Fix a couple of panniers and a top box for that additional psychological feeling of safety and the comfy, roomy seat, perfect (for her) footpeg location and superb suspension takes care of the rest.

If you’re looking for an adventure bike, and there’s even the slightest chance your other ‘arf could be hopping aboard, then buy a DRZ if you want see the world on your own, or check out the new BM and, er….at least you’ll have the choice.

…The Aussie post bike

Having completed its journey to Alaska, the old Australian Post bike finally makes it home to England

Honda CT110
Rider: Nathan Millward
Time On Test: Five Years
Miles covered so far: 58,000

Aussie Post Bike (1)

Handing your motorcycle over to a shipping agent takes a lot of trust, with it always quite amazing that two months later it ends up on the other side of the world, ready for collection, and the bit in between feels a little bit like witchcraft.

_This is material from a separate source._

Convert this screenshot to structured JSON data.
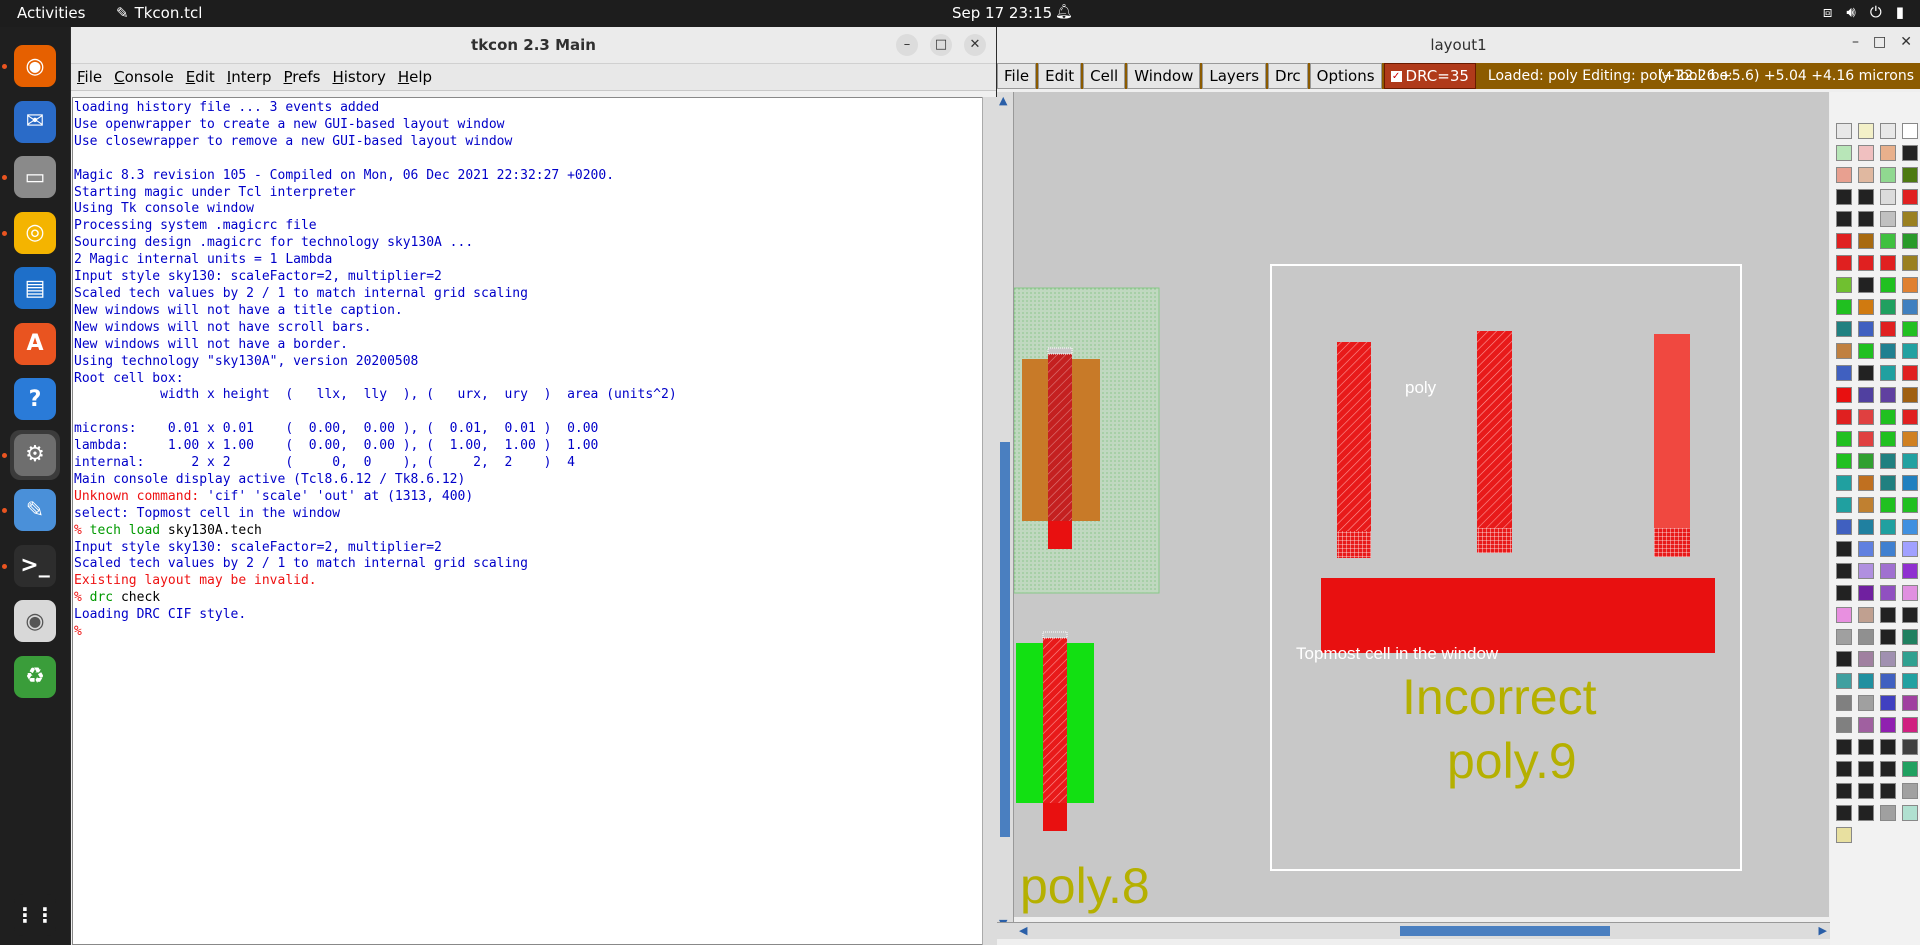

My bike had come back from the States, travelling down from Los Angeles by boat, passing through the Panama Canal and arriving at the docks in Kent sometime in the last few months.

The bike had served me well, doing a big distance and not once letting me down.

I’m not a small bike advocate, but if that’s all you happen to have, then it’ll do the job just like any other.

It’s been interesting to compare my bike – a Honda CT110 originally designed back in the sixties – with the more modern small bike from Honda, the MSX 125.

This is not my comparison by the way; Honda America has been actively telling everyone that the new ‘Grom’ – as it is called over there – is the spiritual successor to the CT.

And to be quite honest, it’s not, not even close. The CT was designed as a practical small bike of the sixties, featuring a lot of intelligence and forethought in the design.

The American version for example had a lever on the side of the engine to switch between high and low gearbox for when climbing steep terrain.

Aussie Post Bike (2)
White-walls optional

It had another dial on the carburetter to switch between five different altitude settings, depending on how high you were.

Best of all, it had a handle on the headstock that when lifted would release the bars, allowing you to twist them ninety degrees so that the bike could be mounted flush on the back of a motorhome.

My Australian version has two side stands, one either side, depending on which way the camber’s running, a feature that wouldn’t go amiss on the big bikes we ride today. It would save a lot of pushing and pulling.

The CT was then just an intelligent design, built to last as well. Sadly, I just don’t see any of those same traits shining through on the MSX. Sure, it’s cool, it’s funky (it’ll go green-laning), but it’s just not the same.

Maybe the world’s changed and we don’t value such things as quality and intelligent design anymore.

Fashion and fads instead. Or maybe it’s just me, and a personal desire to cling on to the ways of the past.

Either way, it’s just good to have the old bike back. She’s scrubbed up well, and the white walls don’t look too bad. Where next on her? Nowhere, not yet.